Negate: Probably the best budget counterspell available these days. Remove Soul was better when Faeries was the metagame-defining deck, but these days Negate seems to take the cake. These commons should be easy to find.
Remove Soul: The new second best budget counterspell. This card might still be a necessary evil with Faeries looming behind the Five-Color Control decks.
Mind Stone: Acceleration is important and no one is playing any artifact removal, so this tends to stick around better than the Tender.

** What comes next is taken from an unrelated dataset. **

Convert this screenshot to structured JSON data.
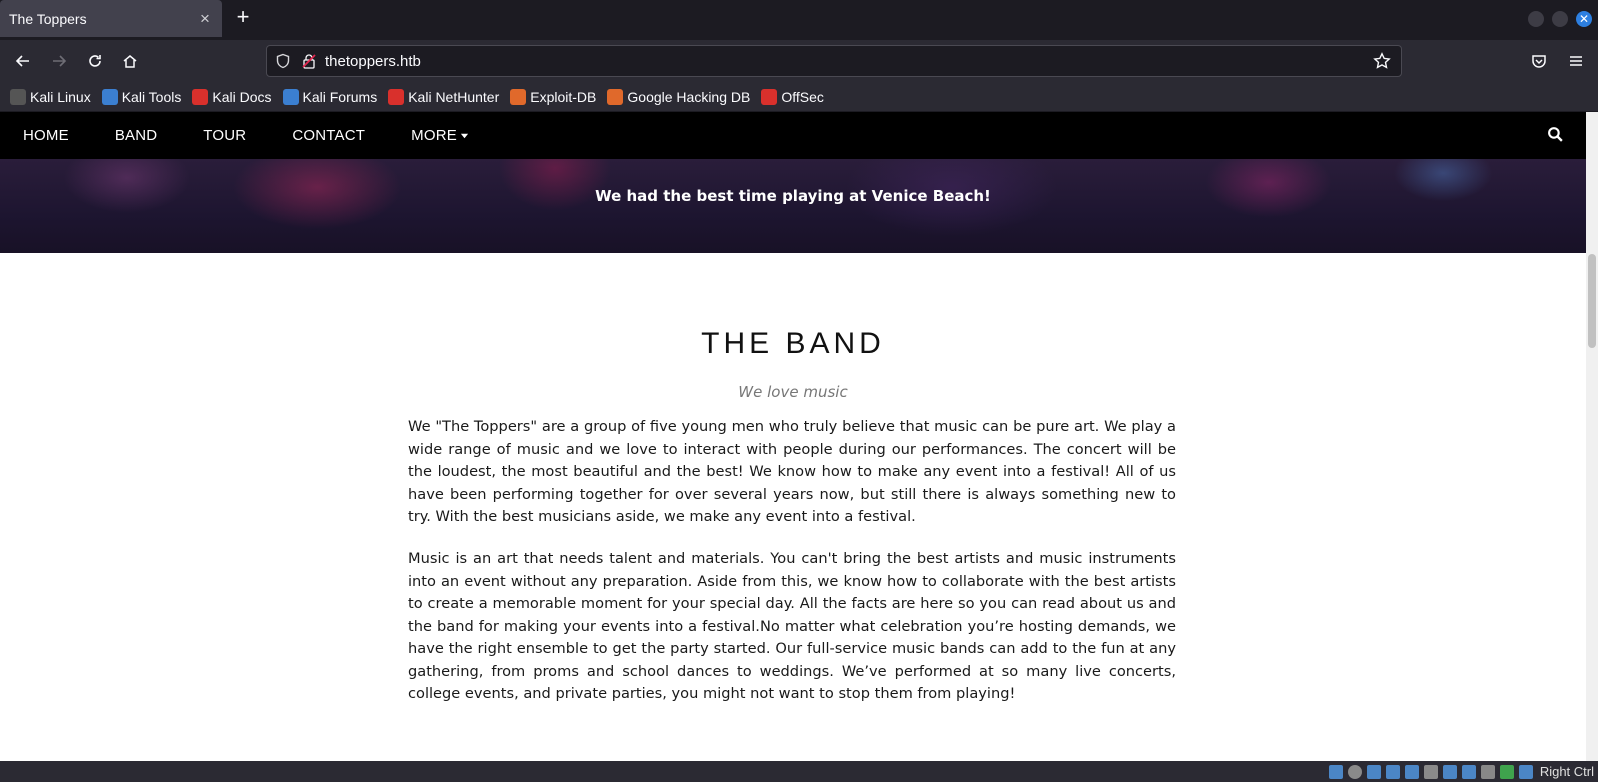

Condemn or Path to Exile: Ken used Condemn as his removal spell of choice. I think Path to Exile is probably a better bet. Against Red-White 'Lark decks its very easy to win games by using Sower of Temptation to take their Reveillark and then always leaving a single white mana open. When they try to kill your Sower, you use Path to Exile on their Reveillark. You get to return two things from your graveyard and find an extra land, and their Reveillark is gone forever. From that point it becomes pretty hard to lose the game.
Once we mash all of these awesome cards together we arrive at a list that looks like this:
This version of the deck is a lot less expensive than the list I've been using that includes Cryptic Commands and extra Archmages. This list is still absurdly powerful, and if you play with it I'm sure you'll discover that it is not a pet deck and it has a lot of game against the field.
I'd like to share Ken Yukuhiro's decklist from Kyoto so you have an idea of what the deck looks like when you take away budget restrictions:
Ken Yukuhiro's MeadowLark
Standard, Pro Tour–Kyoto
This list is still a little rough around the edges. If I were to play the deck today I would cut one Reveillark for a third Seedborn Muse and I'd probably cut the Condemns for Path to Exiles.
All the triggers and activations that this deck goes through would make for some of the most confusing game reports ever. I strongly suggest you put this deck together and try playing it against your friends. To me, this is one of the best things to happen to Magic in a long time. I believe this is the best deck in the current Standard metagame, and I hope all of you can find the time and budget to put it together and bring it to war.
As always, happy brewing.